── DATA UNDER STUDY ──
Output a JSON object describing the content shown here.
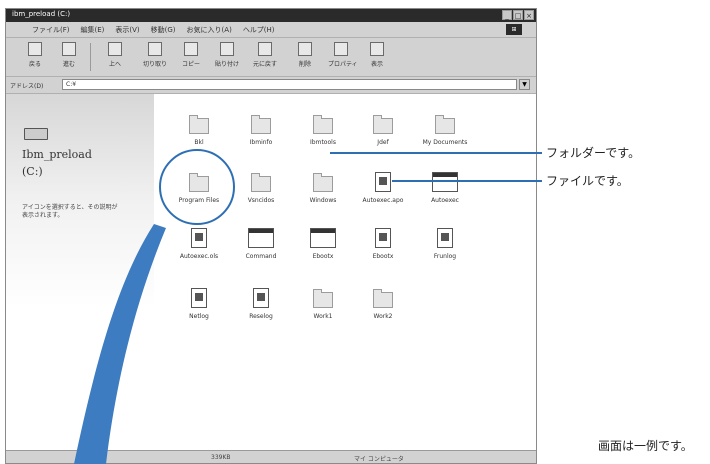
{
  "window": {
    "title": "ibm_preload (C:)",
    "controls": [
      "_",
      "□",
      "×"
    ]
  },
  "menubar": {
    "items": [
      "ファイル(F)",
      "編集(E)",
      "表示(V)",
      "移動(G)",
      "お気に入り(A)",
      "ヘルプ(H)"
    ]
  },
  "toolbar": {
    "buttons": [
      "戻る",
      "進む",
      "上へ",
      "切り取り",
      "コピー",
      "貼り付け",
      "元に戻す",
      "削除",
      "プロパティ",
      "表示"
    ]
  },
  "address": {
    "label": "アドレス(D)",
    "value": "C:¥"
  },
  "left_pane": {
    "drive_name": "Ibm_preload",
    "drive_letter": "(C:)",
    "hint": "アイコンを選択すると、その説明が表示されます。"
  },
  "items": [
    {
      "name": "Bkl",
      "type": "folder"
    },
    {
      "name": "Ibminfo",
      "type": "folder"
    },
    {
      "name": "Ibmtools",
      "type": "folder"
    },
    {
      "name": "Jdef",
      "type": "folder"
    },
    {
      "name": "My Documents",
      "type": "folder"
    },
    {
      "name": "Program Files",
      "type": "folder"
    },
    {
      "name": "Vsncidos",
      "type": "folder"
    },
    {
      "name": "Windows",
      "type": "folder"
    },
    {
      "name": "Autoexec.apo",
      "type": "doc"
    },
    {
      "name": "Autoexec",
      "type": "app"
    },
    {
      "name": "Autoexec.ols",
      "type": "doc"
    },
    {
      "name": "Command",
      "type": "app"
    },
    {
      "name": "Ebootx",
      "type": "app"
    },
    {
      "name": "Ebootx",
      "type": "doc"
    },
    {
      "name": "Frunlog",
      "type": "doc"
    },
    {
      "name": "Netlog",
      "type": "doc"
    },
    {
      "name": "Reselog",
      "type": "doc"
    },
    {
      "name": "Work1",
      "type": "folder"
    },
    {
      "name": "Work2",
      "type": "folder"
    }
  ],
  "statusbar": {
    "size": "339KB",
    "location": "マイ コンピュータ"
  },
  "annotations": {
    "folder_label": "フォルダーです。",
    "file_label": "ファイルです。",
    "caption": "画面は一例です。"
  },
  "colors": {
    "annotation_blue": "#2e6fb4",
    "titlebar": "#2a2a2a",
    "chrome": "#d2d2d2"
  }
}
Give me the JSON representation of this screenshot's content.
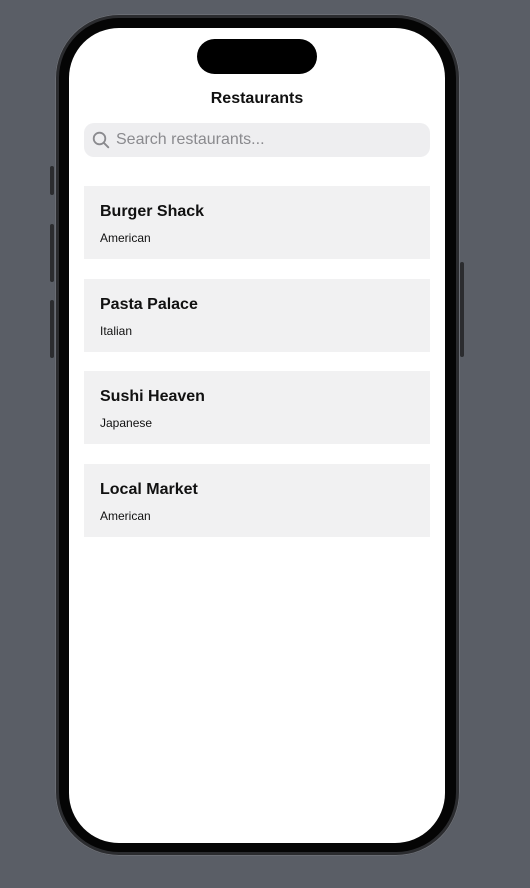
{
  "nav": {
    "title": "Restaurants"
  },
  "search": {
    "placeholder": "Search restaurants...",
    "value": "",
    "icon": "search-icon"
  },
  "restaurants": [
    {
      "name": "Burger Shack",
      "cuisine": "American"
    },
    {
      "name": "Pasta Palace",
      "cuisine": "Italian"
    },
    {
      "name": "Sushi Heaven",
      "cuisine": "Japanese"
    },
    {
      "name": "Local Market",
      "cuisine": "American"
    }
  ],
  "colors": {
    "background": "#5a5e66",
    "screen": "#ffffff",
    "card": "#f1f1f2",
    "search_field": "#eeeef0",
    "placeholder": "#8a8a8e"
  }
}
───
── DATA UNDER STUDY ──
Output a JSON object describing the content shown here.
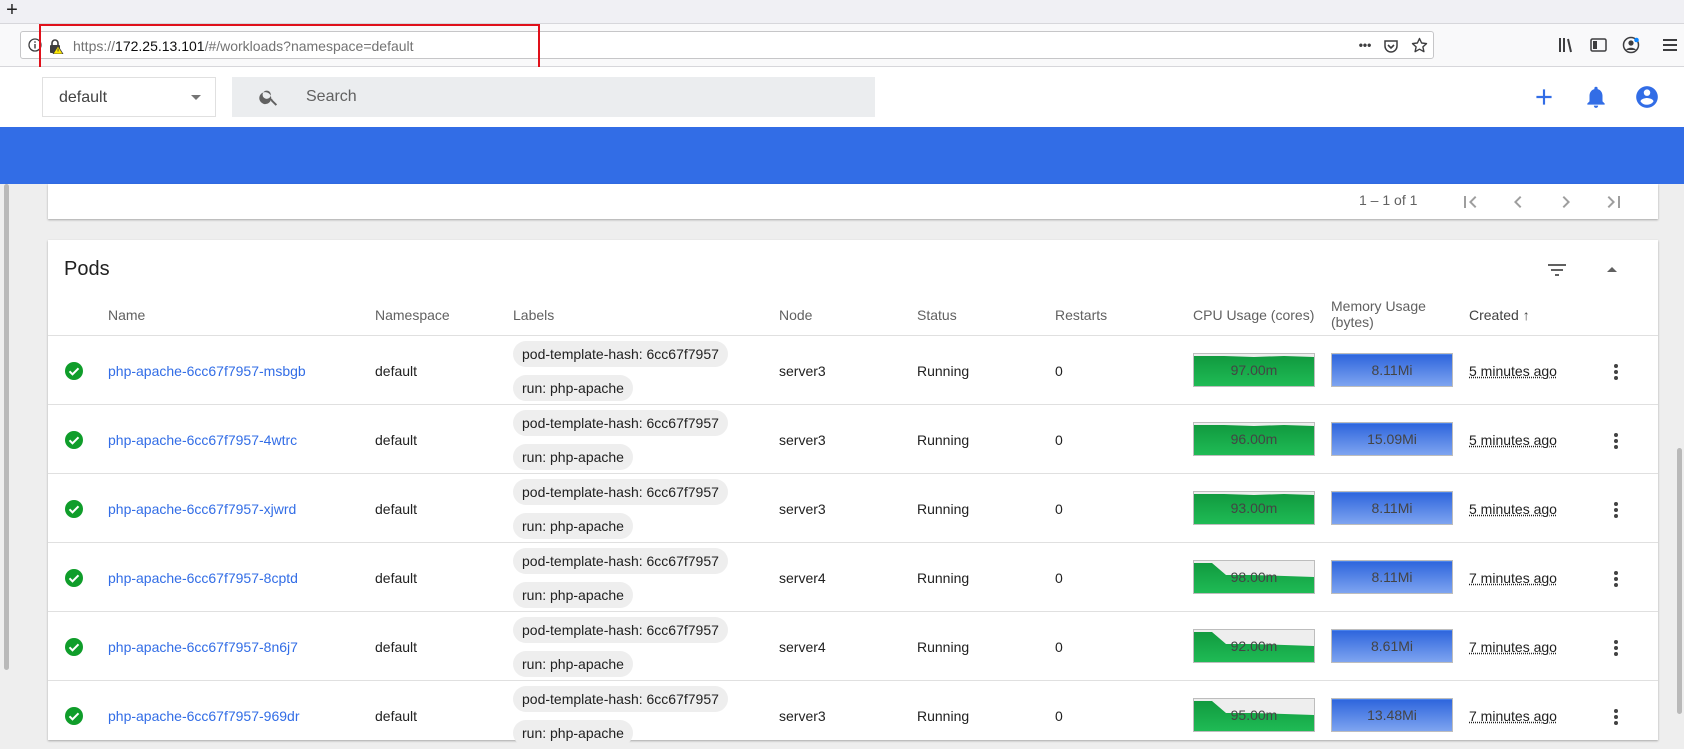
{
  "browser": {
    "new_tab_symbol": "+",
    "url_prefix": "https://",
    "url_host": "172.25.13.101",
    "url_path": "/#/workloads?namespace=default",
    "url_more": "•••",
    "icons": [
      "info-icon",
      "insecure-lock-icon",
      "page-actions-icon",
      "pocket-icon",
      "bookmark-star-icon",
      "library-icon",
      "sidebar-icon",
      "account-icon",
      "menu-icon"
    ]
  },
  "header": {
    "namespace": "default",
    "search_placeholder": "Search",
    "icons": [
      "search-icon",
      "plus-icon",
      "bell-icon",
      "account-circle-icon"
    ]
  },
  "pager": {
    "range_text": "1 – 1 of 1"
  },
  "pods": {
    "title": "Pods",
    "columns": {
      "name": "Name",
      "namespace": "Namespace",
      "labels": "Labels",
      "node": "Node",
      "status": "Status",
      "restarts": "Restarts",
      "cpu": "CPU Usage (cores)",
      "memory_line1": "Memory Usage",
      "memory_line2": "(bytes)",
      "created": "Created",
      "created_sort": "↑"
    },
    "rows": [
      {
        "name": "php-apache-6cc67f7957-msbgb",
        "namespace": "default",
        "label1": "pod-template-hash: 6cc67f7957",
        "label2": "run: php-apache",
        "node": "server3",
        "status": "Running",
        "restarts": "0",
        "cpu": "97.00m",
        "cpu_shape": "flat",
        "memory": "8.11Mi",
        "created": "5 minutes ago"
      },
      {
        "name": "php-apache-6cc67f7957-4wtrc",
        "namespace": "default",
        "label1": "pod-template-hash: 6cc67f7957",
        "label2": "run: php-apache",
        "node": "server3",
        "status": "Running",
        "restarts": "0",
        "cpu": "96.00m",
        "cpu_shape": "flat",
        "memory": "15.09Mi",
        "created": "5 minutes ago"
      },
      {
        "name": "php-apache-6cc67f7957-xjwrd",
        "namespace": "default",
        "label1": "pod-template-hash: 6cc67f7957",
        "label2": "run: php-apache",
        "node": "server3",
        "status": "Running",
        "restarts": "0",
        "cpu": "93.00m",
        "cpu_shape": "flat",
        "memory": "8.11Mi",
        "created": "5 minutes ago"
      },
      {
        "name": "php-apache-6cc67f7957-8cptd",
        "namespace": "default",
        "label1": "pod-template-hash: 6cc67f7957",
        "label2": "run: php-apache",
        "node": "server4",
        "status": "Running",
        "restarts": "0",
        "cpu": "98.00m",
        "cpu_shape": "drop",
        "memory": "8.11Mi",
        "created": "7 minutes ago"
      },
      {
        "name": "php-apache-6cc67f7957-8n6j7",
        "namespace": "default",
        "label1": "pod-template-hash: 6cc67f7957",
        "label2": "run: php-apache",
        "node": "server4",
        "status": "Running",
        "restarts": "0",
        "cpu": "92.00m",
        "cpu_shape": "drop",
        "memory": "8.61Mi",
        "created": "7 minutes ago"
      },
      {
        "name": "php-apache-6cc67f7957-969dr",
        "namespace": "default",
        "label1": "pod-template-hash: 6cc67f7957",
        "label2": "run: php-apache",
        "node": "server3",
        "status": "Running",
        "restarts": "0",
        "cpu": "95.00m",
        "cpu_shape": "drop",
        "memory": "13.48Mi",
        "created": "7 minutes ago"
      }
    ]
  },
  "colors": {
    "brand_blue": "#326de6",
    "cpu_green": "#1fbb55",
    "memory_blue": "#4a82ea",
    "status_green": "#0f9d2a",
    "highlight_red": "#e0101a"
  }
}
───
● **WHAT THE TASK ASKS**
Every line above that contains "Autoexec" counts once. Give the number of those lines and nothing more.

● **RESULT OF THIS EXERCISE**
3